I noticed a feed yesterday that Twitter was planning on including ads. To be honest I took this as a possible fait accompli and didn’t dive into the article.
But a dialogue on Twitter between Obvious’s Ev Williams and Techcrunch‘s Mike Arrington alerted me that someting was awry – the gist of it: “what has Duncan Riley done to piss off one of the Valleys entrepreneur heavyweights, this time.”
Turns out Duncan blogged on Techcrunch about Twitter becoming ad-supported without checking with the Twitter team. This has sparked a flame of comments about Duncan’s blogging, which I won’t dive into here – suffice it to say I really like having (at least one) an Aussie blogging for one of the bigger tech blogs. [An aside: this is of course a reference to the demise of Nik Cubrilovic as a Techcrunch insider and contributor]
What is perhaps more interesting though, is the question this raises around blogging versus old media. I agree with Nate Westheimer that veracity is paramount, but speed is soooo sweet too. Think about it – stories I’ve filed with the old media can take weeks to surface in the newspapers, whereas blog posts are instant. In addition, blogs can react quickly — see my previous post re Peerinfluence as a perfect example…
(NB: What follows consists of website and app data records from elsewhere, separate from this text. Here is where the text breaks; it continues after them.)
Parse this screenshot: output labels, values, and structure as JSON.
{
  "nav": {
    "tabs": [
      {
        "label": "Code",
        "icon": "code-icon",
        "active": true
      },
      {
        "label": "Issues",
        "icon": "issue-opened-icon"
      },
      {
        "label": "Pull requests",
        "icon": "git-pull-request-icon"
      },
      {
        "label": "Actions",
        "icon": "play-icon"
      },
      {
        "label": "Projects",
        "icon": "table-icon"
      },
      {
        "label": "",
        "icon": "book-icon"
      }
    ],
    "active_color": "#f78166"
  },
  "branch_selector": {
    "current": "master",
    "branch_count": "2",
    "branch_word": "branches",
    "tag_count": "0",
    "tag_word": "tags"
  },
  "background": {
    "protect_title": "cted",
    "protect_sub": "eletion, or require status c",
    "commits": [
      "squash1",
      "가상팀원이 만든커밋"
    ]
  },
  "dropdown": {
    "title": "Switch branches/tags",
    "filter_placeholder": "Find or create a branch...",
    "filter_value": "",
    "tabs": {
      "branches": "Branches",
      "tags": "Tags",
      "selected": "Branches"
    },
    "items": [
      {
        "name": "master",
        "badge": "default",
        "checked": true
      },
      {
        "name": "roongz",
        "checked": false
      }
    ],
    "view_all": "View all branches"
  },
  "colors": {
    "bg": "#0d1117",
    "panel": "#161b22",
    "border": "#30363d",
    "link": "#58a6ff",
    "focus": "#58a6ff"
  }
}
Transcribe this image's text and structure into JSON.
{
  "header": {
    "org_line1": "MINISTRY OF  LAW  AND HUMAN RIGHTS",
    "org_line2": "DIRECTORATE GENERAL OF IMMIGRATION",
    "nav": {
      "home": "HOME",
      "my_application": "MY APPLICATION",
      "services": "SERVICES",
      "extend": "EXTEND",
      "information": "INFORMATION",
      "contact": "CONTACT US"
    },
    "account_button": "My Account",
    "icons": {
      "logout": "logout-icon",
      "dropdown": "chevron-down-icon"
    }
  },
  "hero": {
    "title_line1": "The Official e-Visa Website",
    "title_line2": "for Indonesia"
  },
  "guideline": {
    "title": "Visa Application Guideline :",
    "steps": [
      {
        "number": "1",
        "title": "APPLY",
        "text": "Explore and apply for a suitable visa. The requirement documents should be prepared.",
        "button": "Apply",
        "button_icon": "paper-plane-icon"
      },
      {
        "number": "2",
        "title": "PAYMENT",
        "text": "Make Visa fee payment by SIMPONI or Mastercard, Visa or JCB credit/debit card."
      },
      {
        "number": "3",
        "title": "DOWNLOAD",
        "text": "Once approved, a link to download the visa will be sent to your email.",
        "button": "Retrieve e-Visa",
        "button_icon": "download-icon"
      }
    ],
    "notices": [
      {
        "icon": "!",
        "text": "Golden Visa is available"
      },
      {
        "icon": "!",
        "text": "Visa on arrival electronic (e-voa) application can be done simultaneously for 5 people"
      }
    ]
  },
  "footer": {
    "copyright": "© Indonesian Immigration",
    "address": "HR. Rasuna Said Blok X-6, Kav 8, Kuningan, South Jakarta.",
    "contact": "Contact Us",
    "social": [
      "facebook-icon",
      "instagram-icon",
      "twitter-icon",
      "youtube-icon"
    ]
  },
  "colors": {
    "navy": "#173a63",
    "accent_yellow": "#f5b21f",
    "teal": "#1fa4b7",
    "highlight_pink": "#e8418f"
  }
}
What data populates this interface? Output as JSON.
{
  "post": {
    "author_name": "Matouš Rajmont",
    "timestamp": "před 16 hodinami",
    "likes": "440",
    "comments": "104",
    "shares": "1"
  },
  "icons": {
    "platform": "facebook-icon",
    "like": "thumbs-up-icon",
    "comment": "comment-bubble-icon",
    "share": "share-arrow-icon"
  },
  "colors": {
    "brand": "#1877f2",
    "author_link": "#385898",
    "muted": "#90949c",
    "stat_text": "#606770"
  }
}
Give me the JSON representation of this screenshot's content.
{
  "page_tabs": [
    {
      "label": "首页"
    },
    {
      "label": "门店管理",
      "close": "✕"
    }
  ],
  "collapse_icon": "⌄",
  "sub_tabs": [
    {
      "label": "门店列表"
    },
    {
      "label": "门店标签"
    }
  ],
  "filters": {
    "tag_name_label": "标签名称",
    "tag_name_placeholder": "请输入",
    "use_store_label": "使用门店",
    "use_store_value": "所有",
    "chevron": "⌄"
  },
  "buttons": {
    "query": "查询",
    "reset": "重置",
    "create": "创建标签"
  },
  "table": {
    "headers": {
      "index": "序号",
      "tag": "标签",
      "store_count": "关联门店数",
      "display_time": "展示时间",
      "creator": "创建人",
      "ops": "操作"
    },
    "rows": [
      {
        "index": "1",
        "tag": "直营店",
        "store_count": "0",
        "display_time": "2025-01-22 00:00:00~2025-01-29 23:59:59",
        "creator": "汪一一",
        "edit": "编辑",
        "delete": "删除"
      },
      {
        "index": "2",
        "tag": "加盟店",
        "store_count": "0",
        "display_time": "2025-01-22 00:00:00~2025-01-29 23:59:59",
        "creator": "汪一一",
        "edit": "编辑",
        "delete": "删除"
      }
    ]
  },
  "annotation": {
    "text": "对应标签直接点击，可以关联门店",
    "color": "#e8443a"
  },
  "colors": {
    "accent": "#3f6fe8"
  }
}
Where is the trend taking us though? I believe that old media will continue to wane as long as it makes readers wait for stories, but I also believe that blogging will continue to lift its game and the major blogs will get better at fact checking especially if they want to be seen as credible.